(Exercise objective): Copy every line from the records that holds the word "Chill".

Records drawn from a dataset
------------------------------------------------

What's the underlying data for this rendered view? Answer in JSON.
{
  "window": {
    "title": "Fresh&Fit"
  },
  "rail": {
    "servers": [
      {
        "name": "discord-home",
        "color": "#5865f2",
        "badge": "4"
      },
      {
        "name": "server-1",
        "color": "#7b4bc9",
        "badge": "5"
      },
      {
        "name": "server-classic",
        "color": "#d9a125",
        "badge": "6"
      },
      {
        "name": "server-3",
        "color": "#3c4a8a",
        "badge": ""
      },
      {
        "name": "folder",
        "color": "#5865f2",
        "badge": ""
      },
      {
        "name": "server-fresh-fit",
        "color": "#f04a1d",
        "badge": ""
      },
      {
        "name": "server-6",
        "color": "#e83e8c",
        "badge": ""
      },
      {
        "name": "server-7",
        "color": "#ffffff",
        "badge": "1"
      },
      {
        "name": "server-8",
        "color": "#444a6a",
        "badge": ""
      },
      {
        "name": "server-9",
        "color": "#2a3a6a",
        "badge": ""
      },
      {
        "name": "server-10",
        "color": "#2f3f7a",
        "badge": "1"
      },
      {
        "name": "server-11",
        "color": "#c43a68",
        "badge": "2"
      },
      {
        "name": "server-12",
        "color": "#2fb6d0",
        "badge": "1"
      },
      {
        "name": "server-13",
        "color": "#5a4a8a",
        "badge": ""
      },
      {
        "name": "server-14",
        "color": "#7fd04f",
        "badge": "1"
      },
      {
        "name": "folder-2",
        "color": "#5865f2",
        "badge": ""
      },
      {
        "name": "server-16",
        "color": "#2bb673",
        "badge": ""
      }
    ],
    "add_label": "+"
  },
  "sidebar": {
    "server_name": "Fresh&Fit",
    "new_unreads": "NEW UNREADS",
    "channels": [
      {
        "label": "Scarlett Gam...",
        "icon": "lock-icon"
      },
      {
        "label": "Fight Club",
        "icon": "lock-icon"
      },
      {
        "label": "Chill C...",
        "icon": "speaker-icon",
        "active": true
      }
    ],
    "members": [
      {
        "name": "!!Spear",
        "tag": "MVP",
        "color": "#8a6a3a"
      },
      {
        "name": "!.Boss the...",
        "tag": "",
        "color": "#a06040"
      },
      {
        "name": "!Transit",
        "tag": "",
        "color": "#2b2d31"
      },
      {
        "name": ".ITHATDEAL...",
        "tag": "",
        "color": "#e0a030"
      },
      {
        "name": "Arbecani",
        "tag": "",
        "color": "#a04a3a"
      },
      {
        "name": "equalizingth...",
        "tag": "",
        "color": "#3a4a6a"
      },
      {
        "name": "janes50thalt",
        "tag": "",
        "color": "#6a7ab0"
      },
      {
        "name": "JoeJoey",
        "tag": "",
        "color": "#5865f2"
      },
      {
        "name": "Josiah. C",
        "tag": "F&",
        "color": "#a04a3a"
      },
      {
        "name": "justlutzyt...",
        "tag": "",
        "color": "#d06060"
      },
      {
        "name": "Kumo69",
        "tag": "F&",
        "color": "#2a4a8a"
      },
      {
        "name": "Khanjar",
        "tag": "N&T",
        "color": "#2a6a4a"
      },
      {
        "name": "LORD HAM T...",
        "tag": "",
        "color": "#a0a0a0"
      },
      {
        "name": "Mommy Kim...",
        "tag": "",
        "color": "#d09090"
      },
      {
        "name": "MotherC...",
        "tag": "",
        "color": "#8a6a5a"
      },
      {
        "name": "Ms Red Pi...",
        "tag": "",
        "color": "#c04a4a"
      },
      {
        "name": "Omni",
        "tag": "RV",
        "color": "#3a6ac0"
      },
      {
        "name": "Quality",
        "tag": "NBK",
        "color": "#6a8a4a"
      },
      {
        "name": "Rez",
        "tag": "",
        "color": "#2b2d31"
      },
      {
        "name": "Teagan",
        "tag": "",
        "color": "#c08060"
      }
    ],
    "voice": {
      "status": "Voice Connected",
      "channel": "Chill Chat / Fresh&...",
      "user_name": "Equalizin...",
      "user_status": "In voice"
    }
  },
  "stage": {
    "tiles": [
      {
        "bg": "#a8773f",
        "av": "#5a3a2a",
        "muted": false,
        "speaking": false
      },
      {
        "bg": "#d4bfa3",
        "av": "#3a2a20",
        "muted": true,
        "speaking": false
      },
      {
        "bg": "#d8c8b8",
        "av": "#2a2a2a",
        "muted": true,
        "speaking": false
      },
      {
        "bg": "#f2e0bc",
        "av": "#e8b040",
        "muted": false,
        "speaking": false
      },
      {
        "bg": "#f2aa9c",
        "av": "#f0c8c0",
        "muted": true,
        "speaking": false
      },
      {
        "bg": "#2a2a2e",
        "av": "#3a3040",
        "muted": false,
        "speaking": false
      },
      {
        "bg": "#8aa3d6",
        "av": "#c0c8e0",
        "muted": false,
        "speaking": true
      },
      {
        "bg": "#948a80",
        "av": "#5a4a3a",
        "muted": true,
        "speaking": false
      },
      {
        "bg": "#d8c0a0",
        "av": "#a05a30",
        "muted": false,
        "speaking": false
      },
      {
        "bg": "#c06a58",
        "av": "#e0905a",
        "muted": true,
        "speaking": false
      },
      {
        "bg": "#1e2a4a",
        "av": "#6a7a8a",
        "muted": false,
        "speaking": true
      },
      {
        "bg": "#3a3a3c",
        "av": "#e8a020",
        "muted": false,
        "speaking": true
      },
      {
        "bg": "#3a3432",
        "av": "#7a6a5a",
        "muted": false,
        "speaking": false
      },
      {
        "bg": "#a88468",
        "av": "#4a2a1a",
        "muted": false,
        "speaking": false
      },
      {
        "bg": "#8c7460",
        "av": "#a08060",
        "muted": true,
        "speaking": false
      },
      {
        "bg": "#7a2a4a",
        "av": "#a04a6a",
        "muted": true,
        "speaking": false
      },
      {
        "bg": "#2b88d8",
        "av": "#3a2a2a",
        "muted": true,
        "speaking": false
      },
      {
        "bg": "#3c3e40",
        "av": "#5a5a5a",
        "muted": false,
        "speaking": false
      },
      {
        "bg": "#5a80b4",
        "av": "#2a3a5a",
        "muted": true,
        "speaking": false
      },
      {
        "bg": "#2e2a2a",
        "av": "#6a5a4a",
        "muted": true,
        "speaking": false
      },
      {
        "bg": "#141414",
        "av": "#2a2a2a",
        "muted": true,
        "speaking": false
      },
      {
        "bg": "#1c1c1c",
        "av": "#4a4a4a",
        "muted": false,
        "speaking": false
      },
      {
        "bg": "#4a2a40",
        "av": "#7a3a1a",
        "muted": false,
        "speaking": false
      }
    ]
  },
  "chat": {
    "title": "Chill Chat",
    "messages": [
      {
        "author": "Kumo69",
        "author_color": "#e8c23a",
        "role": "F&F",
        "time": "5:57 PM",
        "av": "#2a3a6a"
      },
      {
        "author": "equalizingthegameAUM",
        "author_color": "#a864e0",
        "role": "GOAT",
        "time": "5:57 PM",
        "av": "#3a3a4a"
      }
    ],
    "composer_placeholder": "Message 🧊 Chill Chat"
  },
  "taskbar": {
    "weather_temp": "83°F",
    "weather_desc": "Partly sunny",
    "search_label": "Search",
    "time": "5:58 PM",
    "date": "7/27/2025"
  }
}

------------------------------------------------

(Written solution):
        "label": "Chill C...",
      "channel": "Chill Chat / Fresh&...",
    "title": "Chill Chat",
    "composer_placeholder": "Message 🧊 Chill Chat"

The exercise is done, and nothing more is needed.